● AIM OF THE EXERCISE:
Copy the data exactly.

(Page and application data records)
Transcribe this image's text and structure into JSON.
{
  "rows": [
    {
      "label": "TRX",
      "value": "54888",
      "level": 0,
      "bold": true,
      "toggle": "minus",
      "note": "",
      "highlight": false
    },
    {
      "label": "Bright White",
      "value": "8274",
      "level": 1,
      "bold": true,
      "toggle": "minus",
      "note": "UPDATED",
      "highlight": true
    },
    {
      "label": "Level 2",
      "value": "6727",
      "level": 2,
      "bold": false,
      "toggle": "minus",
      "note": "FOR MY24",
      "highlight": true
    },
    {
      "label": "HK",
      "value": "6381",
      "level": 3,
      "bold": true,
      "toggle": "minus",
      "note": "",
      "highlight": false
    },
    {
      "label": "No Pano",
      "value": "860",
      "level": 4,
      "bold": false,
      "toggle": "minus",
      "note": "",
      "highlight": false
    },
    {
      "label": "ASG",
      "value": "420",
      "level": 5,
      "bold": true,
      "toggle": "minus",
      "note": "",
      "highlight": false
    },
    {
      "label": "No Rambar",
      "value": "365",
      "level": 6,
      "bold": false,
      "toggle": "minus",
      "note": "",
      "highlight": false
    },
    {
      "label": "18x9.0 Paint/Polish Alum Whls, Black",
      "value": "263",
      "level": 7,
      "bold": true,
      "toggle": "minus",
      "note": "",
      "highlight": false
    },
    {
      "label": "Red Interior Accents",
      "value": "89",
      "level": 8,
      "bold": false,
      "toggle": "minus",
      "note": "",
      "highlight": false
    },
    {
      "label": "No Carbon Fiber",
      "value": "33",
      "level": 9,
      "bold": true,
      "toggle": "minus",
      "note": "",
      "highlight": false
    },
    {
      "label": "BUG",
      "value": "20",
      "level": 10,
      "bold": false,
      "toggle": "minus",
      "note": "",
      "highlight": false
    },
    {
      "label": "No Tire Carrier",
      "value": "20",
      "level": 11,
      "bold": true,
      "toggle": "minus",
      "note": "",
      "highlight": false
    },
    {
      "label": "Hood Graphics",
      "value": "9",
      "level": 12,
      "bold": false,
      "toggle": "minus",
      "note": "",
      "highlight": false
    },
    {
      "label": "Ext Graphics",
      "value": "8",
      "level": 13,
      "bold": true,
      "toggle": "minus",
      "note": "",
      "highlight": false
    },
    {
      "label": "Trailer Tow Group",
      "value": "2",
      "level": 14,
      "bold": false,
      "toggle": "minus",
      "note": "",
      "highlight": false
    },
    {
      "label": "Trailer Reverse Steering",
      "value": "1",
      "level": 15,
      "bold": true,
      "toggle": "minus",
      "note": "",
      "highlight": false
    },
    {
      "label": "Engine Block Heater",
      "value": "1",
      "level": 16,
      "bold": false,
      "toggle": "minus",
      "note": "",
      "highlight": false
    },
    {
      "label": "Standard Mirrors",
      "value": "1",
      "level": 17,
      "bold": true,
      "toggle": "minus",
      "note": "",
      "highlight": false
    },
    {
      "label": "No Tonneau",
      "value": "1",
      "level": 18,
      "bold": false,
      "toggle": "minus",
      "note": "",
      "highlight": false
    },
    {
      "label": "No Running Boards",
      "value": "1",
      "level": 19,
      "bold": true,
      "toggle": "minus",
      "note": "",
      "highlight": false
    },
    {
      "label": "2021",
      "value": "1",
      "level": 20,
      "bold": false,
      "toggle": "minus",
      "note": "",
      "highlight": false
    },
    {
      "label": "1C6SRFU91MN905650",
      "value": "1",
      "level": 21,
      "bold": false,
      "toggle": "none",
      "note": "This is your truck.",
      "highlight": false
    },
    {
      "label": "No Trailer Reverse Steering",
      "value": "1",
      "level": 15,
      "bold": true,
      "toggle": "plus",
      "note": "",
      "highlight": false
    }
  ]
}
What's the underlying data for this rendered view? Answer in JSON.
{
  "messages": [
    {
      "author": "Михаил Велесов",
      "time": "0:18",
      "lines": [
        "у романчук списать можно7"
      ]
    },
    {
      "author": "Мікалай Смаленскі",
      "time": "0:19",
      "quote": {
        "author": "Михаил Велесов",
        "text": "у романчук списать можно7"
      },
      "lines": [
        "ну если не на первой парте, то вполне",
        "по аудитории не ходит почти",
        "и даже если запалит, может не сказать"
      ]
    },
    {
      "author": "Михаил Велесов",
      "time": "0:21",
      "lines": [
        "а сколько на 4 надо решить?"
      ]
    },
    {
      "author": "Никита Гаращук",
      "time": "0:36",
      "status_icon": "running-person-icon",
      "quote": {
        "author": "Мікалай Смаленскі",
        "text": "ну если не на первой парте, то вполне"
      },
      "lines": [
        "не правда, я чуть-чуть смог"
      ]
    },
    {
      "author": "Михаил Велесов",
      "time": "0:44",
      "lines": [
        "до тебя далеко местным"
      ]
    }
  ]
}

● RESPONSE BOX:
Transcribe this image's text and structure into JSON.
{
  "rows": [
    {
      "label": "TRX",
      "value": "54888",
      "level": 0,
      "bold": true,
      "toggle": "minus",
      "note": "",
      "highlight": false
    },
    {
      "label": "Bright White",
      "value": "8274",
      "level": 1,
      "bold": true,
      "toggle": "minus",
      "note": "UPDATED",
      "highlight": true
    },
    {
      "label": "Level 2",
      "value": "6727",
      "level": 2,
      "bold": false,
      "toggle": "minus",
      "note": "FOR MY24",
      "highlight": true
    },
    {
      "label": "HK",
      "value": "6381",
      "level": 3,
      "bold": true,
      "toggle": "minus",
      "note": "",
      "highlight": false
    },
    {
      "label": "No Pano",
      "value": "860",
      "level": 4,
      "bold": false,
      "toggle": "minus",
      "note": "",
      "highlight": false
    },
    {
      "label": "ASG",
      "value": "420",
      "level": 5,
      "bold": true,
      "toggle": "minus",
      "note": "",
      "highlight": false
    },
    {
      "label": "No Rambar",
      "value": "365",
      "level": 6,
      "bold": false,
      "toggle": "minus",
      "note": "",
      "highlight": false
    },
    {
      "label": "18x9.0 Paint/Polish Alum Whls, Black",
      "value": "263",
      "level": 7,
      "bold": true,
      "toggle": "minus",
      "note": "",
      "highlight": false
    },
    {
      "label": "Red Interior Accents",
      "value": "89",
      "level": 8,
      "bold": false,
      "toggle": "minus",
      "note": "",
      "highlight": false
    },
    {
      "label": "No Carbon Fiber",
      "value": "33",
      "level": 9,
      "bold": true,
      "toggle": "minus",
      "note": "",
      "highlight": false
    },
    {
      "label": "BUG",
      "value": "20",
      "level": 10,
      "bold": false,
      "toggle": "minus",
      "note": "",
      "highlight": false
    },
    {
      "label": "No Tire Carrier",
      "value": "20",
      "level": 11,
      "bold": true,
      "toggle": "minus",
      "note": "",
      "highlight": false
    },
    {
      "label": "Hood Graphics",
      "value": "9",
      "level": 12,
      "bold": false,
      "toggle": "minus",
      "note": "",
      "highlight": false
    },
    {
      "label": "Ext Graphics",
      "value": "8",
      "level": 13,
      "bold": true,
      "toggle": "minus",
      "note": "",
      "highlight": false
    },
    {
      "label": "Trailer Tow Group",
      "value": "2",
      "level": 14,
      "bold": false,
      "toggle": "minus",
      "note": "",
      "highlight": false
    },
    {
      "label": "Trailer Reverse Steering",
      "value": "1",
      "level": 15,
      "bold": true,
      "toggle": "minus",
      "note": "",
      "highlight": false
    },
    {
      "label": "Engine Block Heater",
      "value": "1",
      "level": 16,
      "bold": false,
      "toggle": "minus",
      "note": "",
      "highlight": false
    },
    {
      "label": "Standard Mirrors",
      "value": "1",
      "level": 17,
      "bold": true,
      "toggle": "minus",
      "note": "",
      "highlight": false
    },
    {
      "label": "No Tonneau",
      "value": "1",
      "level": 18,
      "bold": false,
      "toggle": "minus",
      "note": "",
      "highlight": false
    },
    {
      "label": "No Running Boards",
      "value": "1",
      "level": 19,
      "bold": true,
      "toggle": "minus",
      "note": "",
      "highlight": false
    },
    {
      "label": "2021",
      "value": "1",
      "level": 20,
      "bold": false,
      "toggle": "minus",
      "note": "",
      "highlight": false
    },
    {
      "label": "1C6SRFU91MN905650",
      "value": "1",
      "level": 21,
      "bold": false,
      "toggle": "none",
      "note": "This is your truck.",
      "highlight": false
    },
    {
      "label": "No Trailer Reverse Steering",
      "value": "1",
      "level": 15,
      "bold": true,
      "toggle": "plus",
      "note": "",
      "highlight": false
    }
  ]
}
What's the underlying data for this rendered view? Answer in JSON.
{
  "messages": [
    {
      "author": "Михаил Велесов",
      "time": "0:18",
      "lines": [
        "у романчук списать можно7"
      ]
    },
    {
      "author": "Мікалай Смаленскі",
      "time": "0:19",
      "quote": {
        "author": "Михаил Велесов",
        "text": "у романчук списать можно7"
      },
      "lines": [
        "ну если не на первой парте, то вполне",
        "по аудитории не ходит почти",
        "и даже если запалит, может не сказать"
      ]
    },
    {
      "author": "Михаил Велесов",
      "time": "0:21",
      "lines": [
        "а сколько на 4 надо решить?"
      ]
    },
    {
      "author": "Никита Гаращук",
      "time": "0:36",
      "status_icon": "running-person-icon",
      "quote": {
        "author": "Мікалай Смаленскі",
        "text": "ну если не на первой парте, то вполне"
      },
      "lines": [
        "не правда, я чуть-чуть смог"
      ]
    },
    {
      "author": "Михаил Велесов",
      "time": "0:44",
      "lines": [
        "до тебя далеко местным"
      ]
    }
  ]
}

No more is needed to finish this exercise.